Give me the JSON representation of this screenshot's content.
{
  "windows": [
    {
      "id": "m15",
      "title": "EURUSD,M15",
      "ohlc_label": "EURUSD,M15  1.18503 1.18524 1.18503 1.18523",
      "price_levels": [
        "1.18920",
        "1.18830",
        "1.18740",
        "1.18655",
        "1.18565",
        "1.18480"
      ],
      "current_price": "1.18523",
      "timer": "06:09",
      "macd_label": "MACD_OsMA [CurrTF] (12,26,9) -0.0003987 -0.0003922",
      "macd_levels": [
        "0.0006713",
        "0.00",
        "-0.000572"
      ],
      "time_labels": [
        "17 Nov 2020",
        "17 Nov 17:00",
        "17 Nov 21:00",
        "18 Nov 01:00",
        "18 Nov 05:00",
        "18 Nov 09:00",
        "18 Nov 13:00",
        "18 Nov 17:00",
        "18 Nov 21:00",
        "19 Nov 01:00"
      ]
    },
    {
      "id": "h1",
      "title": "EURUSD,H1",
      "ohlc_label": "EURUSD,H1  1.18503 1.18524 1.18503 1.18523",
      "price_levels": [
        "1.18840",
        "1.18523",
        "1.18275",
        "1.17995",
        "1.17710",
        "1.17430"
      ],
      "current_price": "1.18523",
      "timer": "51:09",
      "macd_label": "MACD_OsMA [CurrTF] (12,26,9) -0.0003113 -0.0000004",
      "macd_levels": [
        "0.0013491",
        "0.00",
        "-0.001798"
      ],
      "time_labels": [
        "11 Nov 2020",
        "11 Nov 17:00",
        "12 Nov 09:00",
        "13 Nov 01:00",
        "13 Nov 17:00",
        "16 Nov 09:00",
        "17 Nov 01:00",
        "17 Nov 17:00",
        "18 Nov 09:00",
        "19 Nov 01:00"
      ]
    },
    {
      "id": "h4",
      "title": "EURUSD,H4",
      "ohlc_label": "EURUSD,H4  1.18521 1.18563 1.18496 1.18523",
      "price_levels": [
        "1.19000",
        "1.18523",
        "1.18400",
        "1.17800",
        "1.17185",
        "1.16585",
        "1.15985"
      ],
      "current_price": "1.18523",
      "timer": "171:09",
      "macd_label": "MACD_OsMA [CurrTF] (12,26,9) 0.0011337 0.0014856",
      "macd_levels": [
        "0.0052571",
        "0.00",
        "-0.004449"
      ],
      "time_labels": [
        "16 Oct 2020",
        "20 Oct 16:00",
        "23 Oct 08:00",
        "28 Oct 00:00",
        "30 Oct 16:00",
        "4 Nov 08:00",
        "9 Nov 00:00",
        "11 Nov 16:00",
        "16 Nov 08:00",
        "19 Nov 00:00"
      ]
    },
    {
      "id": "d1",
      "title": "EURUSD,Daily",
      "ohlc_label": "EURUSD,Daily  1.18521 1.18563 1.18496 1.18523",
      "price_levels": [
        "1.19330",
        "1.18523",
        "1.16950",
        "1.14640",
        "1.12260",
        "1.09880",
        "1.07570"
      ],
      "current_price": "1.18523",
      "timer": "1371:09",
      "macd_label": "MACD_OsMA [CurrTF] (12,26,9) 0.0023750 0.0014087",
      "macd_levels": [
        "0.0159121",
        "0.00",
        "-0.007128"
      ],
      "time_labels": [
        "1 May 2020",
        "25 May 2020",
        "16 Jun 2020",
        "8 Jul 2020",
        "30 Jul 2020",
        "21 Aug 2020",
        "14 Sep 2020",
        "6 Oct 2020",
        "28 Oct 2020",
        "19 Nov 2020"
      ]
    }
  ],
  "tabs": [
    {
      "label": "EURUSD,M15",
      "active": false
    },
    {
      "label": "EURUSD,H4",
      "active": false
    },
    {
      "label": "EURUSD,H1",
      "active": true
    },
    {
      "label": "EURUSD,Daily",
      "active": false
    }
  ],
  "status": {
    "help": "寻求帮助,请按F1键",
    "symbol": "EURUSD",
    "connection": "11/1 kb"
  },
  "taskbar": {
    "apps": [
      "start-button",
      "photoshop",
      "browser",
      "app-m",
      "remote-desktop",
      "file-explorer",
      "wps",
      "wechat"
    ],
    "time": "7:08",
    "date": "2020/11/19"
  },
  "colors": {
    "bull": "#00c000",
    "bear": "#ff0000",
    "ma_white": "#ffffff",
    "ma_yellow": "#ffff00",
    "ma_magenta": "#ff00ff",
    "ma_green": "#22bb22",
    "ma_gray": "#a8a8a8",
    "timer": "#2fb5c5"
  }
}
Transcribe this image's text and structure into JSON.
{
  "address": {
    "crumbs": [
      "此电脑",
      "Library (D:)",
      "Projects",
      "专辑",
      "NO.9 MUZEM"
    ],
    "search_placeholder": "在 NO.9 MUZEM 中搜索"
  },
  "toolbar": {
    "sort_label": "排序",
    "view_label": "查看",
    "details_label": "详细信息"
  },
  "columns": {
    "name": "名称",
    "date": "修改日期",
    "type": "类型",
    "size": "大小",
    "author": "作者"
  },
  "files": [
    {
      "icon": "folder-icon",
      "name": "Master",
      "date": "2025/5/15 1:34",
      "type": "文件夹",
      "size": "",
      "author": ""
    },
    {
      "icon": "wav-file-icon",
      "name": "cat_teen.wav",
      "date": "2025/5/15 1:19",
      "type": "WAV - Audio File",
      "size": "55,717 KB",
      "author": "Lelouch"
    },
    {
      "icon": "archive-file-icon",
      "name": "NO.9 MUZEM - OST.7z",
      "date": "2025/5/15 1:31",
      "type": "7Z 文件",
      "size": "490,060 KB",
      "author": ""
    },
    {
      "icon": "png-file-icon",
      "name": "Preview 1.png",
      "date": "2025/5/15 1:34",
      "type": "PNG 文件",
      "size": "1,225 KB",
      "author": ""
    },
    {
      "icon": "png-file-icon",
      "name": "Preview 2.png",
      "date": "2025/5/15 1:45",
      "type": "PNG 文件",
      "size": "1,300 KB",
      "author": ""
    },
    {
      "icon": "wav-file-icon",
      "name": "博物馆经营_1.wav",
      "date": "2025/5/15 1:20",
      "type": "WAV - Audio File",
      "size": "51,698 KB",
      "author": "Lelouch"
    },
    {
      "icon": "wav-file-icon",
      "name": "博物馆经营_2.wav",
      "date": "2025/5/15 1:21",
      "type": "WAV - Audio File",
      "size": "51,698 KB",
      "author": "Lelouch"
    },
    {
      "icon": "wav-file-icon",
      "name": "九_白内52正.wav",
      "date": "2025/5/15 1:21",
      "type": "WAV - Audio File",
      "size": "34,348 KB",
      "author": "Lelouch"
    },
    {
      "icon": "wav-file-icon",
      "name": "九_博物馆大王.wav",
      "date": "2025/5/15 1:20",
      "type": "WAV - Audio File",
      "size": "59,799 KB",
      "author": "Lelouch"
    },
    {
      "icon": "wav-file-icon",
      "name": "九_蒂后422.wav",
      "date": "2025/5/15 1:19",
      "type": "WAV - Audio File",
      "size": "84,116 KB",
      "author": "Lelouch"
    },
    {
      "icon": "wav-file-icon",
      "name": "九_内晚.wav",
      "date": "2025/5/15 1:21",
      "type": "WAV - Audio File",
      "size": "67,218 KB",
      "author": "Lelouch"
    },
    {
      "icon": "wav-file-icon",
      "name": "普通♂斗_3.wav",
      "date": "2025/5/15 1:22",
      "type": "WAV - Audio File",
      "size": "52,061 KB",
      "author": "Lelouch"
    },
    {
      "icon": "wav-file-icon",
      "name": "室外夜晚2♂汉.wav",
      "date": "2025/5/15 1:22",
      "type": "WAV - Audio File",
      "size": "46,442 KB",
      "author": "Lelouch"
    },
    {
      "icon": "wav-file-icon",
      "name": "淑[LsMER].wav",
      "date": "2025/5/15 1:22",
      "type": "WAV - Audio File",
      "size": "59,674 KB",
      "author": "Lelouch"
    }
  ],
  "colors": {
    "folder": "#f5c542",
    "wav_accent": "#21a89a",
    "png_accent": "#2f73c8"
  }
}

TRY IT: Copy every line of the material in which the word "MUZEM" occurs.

YOUR SOLUTION:
      "NO.9 MUZEM"
    "search_placeholder": "在 NO.9 MUZEM 中搜索"
      "name": "NO.9 MUZEM - OST.7z",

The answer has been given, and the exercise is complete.